Whether you plan to adopt your stepchild, a child in the state foster care system or a newborn through a private agency, Tennessee laws govern the adoption process. Knowing what to expect can help you decide what type of adoption is right for you.
These are the answers to the most common questions individuals have when considering adoption in Tennessee.
Who can adopt a child?
Anyone who has lived in Tennessee for at least six months in a row and is older than 18 can adopt a child in the state. Married couples must both sign an adoption petition unless one spouse is the child’s biological parent, as in the case of stepparent adoption. Children older than 14 must consent to the adoption. In addition to these requirements, private agencies in the state can mandate their criteria for adoptive parents.
What are the different types of adoption?
Prospective adoptive parents can consider adopting a child through the foster care system, which is a public adoption. Private adoption takes place through a non-profit organization or adoption agency. Independent adoptions occur between the birth parents and the adoptive parents, often with the help of an attorney, religious leader and/or doctor.
Is adoption assistance available?
Parents who adopt a child from the foster care system qualify for state funding if the child has special needs. In this case, special needs may include:
- A history of prenatal substance exposure
- At least three documented past foster or adoption placement attempts
- A history of at least three years in state custody
- An emotional, behavioral, developmental or intellectual disability
- A history of physical or sexual abuse
- A severe physical or mental health condition
- Older than age 2 and part of an ethnic minority
- Older than age 9 of any race
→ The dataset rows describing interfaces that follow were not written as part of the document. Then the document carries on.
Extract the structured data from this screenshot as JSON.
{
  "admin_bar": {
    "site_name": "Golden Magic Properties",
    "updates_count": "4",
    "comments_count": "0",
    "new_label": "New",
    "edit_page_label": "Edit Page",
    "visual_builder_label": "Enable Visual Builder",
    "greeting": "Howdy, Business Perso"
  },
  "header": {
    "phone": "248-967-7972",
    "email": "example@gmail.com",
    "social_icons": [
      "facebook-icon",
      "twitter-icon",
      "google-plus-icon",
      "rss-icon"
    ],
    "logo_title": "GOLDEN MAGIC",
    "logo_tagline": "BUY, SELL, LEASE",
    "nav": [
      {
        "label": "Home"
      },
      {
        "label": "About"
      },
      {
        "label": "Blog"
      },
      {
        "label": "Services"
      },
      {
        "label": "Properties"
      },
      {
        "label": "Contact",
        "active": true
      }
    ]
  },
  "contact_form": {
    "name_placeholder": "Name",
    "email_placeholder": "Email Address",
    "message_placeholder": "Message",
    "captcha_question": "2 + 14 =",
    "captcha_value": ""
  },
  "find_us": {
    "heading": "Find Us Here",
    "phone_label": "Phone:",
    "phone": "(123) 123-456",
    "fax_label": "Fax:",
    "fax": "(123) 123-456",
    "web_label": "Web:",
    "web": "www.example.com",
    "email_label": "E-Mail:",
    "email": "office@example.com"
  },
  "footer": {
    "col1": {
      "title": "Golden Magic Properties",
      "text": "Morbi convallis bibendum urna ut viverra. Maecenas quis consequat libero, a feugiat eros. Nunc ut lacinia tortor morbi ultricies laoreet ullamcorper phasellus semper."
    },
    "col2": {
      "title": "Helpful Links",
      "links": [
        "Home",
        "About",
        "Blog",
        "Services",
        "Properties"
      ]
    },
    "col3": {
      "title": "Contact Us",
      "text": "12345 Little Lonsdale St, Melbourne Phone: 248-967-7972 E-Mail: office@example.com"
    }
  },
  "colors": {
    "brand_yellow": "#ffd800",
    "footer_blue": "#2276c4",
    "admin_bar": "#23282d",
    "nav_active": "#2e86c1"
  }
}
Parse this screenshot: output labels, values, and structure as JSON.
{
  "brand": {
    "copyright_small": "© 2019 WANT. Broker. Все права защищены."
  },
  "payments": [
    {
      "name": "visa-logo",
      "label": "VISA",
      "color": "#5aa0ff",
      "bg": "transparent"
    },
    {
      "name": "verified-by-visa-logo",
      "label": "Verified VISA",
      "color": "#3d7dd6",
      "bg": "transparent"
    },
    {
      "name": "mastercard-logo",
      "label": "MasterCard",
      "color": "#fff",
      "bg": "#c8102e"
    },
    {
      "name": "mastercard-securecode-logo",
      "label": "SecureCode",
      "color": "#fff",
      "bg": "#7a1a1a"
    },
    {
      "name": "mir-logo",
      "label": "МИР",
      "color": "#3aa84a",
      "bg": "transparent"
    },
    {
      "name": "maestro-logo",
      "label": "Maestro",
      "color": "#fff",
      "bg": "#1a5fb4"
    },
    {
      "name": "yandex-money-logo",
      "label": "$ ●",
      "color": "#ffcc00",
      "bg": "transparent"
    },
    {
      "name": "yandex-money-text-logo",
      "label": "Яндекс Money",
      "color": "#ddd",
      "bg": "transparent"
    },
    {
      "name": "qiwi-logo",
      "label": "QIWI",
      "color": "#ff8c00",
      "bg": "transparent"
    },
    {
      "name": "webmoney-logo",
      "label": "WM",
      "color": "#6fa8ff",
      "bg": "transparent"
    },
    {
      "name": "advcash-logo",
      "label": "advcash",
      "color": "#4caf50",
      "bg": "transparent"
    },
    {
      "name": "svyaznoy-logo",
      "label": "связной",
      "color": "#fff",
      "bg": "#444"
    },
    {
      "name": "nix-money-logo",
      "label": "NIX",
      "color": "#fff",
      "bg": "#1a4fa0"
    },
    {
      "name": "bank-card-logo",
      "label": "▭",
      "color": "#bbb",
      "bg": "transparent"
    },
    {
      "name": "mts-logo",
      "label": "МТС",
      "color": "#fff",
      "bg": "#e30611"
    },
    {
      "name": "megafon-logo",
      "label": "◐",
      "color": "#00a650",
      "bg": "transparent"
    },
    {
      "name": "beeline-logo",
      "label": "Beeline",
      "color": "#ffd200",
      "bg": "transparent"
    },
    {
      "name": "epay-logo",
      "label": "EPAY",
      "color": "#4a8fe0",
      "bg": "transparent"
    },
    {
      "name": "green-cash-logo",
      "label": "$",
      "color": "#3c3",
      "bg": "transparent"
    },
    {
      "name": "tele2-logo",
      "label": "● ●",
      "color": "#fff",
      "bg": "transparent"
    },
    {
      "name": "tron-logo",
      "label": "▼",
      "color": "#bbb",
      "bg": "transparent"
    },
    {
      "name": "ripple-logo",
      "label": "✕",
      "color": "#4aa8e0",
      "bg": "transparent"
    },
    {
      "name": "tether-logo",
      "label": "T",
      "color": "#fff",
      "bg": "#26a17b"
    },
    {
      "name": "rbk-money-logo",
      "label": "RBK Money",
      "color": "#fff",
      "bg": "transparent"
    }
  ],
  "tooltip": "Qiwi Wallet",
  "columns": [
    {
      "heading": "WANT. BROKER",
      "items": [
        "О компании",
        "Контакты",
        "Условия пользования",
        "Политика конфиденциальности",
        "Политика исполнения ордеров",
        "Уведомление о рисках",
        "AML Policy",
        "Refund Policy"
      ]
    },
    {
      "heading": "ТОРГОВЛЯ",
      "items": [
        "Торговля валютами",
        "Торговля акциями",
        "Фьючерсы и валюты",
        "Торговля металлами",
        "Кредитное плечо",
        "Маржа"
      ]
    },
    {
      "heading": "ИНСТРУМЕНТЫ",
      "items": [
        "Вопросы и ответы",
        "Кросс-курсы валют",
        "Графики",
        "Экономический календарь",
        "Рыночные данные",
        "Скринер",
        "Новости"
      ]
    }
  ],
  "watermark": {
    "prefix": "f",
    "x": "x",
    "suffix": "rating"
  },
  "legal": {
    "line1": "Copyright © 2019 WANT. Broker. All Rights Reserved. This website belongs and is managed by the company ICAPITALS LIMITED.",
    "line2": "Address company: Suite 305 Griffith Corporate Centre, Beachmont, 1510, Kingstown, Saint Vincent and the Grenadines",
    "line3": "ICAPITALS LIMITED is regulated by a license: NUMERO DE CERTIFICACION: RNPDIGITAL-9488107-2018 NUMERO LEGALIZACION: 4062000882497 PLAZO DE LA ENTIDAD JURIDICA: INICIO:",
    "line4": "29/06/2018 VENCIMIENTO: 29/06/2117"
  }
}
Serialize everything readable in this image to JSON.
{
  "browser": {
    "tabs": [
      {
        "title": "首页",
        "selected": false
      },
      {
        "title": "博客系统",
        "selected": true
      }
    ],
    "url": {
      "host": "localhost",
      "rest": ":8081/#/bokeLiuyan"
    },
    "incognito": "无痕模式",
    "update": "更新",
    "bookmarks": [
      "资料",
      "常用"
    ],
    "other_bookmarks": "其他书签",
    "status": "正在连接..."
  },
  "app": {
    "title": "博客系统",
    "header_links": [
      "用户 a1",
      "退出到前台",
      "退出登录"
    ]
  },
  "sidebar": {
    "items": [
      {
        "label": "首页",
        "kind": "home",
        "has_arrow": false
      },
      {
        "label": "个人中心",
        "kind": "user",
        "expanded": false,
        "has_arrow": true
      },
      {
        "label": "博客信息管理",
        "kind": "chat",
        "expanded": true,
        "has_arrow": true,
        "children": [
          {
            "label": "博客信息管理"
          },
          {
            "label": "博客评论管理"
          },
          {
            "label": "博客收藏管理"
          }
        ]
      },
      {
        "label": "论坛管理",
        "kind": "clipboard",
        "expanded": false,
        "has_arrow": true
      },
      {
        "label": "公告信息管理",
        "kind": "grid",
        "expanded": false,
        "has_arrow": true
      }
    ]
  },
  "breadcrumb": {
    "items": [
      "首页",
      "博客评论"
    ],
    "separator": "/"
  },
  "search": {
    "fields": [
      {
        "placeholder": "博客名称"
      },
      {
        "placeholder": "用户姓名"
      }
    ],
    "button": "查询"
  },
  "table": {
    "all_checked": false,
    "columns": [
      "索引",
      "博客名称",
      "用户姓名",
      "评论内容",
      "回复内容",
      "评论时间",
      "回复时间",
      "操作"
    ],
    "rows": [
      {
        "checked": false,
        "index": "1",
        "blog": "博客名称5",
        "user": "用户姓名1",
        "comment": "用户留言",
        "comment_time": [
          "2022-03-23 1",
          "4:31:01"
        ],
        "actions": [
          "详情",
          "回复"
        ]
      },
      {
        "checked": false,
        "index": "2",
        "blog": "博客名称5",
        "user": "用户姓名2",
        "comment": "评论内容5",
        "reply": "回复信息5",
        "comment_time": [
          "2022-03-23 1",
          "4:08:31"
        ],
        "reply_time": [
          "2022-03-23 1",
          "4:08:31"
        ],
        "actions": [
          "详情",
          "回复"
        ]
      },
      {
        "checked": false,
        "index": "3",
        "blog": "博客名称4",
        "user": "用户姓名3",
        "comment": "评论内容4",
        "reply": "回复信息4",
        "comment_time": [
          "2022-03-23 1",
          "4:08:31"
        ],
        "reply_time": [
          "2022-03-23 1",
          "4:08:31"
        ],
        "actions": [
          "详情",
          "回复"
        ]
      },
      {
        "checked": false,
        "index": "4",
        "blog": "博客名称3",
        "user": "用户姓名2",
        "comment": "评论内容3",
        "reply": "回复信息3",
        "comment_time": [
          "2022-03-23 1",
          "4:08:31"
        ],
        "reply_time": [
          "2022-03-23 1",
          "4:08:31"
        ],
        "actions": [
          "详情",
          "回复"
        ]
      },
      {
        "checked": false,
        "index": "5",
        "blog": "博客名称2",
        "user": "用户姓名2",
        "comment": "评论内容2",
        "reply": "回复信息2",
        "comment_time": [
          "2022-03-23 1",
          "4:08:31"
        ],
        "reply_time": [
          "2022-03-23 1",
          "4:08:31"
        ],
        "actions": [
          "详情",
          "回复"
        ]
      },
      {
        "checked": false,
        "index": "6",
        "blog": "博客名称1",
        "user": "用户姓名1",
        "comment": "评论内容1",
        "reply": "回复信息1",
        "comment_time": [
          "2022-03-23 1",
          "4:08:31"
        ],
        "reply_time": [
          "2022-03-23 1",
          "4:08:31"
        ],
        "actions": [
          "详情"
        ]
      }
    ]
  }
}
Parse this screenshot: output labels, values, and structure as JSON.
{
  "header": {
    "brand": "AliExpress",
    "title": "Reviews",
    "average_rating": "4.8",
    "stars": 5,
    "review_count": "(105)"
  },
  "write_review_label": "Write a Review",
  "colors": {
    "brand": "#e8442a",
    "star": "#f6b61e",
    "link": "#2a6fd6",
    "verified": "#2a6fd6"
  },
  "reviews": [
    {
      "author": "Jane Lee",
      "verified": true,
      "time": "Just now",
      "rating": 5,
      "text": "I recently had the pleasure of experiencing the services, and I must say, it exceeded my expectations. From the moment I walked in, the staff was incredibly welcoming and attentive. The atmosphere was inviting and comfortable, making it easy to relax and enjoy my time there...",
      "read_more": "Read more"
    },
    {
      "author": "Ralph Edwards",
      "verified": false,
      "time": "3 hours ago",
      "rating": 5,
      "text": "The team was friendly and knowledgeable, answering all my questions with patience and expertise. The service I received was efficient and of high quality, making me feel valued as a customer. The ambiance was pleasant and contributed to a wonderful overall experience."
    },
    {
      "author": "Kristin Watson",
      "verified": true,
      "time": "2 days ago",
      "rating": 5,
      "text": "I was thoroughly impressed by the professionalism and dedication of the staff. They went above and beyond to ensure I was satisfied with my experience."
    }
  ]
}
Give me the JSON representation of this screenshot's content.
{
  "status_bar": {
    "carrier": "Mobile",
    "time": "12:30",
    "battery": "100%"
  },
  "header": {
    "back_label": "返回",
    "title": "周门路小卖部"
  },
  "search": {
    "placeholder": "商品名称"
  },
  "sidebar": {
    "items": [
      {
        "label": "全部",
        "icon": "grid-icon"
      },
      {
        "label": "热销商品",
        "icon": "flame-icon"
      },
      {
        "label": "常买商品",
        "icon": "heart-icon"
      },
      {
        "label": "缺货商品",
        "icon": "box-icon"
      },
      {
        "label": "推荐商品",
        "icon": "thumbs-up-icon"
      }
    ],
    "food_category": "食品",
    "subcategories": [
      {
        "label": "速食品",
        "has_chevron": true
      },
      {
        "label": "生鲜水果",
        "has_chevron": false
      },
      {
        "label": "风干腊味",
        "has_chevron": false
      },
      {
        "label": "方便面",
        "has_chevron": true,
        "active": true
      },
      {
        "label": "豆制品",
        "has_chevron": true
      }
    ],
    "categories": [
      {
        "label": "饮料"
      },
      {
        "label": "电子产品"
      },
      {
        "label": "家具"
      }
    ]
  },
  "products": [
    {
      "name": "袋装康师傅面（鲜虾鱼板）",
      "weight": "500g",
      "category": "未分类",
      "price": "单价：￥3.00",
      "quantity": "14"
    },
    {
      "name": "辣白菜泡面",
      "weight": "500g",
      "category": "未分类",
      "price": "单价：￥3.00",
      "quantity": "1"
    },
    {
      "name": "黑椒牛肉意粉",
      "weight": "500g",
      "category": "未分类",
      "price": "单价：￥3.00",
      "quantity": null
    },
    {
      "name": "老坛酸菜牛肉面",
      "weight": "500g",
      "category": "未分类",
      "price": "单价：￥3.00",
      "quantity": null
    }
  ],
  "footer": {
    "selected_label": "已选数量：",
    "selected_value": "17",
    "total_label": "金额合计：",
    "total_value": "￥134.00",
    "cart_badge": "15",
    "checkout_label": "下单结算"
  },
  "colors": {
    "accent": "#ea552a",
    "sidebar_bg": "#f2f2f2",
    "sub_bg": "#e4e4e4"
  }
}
Adoption assistance can include a monthly subsidy for the child’s care. The state may also pay for special educational, therapeutic and medical needs. If you are considering adoption, research can help you determine the best route for your family.